### Task instructions:
Below are some records. Copy every line in them that holds "улица".

____

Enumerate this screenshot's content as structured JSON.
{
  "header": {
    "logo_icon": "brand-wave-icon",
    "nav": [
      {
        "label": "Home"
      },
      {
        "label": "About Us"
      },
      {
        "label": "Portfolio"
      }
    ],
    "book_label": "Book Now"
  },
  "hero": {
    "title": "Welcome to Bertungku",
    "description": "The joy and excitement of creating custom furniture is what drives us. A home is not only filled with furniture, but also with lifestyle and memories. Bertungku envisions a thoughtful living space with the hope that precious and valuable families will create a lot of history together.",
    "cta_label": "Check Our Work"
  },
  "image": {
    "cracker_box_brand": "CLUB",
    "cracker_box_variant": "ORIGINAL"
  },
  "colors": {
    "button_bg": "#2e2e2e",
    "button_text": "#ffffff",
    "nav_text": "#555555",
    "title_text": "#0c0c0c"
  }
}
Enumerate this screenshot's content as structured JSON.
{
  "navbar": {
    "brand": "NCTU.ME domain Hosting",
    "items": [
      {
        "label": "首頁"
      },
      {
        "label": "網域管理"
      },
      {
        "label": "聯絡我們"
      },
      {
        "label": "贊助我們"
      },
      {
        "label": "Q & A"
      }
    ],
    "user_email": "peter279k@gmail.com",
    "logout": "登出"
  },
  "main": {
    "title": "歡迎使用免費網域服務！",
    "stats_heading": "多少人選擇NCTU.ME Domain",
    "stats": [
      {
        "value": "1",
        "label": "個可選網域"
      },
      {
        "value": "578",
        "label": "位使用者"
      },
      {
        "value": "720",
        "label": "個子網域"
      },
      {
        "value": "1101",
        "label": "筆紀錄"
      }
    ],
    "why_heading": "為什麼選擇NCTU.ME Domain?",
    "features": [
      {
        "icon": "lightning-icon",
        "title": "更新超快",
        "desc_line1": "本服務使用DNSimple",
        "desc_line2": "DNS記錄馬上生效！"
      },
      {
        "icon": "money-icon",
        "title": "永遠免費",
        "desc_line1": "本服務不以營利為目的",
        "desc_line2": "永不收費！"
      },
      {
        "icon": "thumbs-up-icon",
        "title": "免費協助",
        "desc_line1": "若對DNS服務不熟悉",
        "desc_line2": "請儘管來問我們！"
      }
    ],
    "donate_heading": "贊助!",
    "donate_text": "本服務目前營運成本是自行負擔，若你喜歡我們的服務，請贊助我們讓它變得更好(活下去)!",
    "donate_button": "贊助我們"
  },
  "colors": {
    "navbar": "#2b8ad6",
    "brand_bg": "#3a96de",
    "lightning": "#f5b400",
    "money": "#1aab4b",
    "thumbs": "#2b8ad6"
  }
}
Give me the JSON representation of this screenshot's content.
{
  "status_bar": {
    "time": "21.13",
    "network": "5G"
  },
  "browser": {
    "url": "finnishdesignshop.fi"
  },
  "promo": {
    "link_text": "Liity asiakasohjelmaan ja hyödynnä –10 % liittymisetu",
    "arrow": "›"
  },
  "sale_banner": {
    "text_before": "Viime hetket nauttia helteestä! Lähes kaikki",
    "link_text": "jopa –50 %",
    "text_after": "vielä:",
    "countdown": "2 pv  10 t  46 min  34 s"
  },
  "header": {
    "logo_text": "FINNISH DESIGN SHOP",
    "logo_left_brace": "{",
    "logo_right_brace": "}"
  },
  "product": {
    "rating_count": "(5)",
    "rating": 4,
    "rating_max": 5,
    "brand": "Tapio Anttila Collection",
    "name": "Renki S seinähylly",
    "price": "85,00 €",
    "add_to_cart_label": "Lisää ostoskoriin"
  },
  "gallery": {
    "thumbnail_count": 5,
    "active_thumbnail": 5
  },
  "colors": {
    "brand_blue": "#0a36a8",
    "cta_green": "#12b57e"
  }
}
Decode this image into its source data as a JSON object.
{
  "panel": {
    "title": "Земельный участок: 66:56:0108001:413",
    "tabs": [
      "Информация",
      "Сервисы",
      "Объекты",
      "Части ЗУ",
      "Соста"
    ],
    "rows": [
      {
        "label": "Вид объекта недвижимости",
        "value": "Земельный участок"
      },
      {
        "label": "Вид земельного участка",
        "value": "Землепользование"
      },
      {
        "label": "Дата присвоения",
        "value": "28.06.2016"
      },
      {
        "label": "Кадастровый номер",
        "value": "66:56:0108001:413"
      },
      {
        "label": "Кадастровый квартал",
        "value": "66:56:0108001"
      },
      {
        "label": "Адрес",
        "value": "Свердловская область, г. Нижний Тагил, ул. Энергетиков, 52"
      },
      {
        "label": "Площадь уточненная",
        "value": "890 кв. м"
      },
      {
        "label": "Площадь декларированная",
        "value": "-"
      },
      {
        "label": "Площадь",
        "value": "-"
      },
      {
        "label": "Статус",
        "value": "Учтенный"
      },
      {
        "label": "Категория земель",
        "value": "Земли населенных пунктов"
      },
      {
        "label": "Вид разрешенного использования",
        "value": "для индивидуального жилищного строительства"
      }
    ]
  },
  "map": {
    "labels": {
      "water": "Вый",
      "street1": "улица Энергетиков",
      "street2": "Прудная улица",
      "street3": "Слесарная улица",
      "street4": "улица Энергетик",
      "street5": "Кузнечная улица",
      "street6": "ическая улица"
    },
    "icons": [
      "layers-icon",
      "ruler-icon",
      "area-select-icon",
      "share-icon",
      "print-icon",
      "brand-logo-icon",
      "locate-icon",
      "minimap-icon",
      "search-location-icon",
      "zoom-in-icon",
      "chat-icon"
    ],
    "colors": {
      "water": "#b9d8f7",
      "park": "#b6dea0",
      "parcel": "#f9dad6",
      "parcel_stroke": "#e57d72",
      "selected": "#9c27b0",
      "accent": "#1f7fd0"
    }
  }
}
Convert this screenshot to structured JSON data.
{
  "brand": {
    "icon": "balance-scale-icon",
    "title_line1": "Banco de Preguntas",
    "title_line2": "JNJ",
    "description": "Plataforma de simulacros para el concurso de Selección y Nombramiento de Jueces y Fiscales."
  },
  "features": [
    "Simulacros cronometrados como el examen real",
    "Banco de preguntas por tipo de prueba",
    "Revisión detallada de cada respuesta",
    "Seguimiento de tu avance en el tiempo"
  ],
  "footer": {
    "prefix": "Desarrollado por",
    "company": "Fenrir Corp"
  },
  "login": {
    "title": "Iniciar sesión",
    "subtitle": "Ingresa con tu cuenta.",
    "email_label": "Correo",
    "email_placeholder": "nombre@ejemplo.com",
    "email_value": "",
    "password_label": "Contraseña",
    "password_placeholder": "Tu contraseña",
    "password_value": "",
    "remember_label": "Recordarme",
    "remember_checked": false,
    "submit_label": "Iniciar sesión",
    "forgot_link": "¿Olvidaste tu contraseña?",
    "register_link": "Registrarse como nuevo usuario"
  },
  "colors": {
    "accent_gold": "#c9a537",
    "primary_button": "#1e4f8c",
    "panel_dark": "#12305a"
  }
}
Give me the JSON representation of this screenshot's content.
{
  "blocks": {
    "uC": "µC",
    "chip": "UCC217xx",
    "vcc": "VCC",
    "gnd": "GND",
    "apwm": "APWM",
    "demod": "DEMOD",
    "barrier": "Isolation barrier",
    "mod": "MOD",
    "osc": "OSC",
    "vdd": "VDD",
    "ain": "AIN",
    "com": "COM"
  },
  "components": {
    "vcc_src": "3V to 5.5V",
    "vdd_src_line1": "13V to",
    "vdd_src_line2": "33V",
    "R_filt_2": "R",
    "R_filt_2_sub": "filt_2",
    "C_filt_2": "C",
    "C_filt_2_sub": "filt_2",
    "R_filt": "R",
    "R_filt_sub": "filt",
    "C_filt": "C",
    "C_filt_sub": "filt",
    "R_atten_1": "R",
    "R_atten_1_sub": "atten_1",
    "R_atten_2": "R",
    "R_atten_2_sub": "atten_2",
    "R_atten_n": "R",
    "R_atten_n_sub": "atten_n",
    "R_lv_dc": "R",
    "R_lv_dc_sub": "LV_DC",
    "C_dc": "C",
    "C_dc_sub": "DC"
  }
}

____

### Task solution:
      "street1": "улица Энергетиков",
      "street2": "Прудная улица",
      "street3": "Слесарная улица",
      "street4": "улица Энергетик",
      "street5": "Кузнечная улица",
      "street6": "ическая улица"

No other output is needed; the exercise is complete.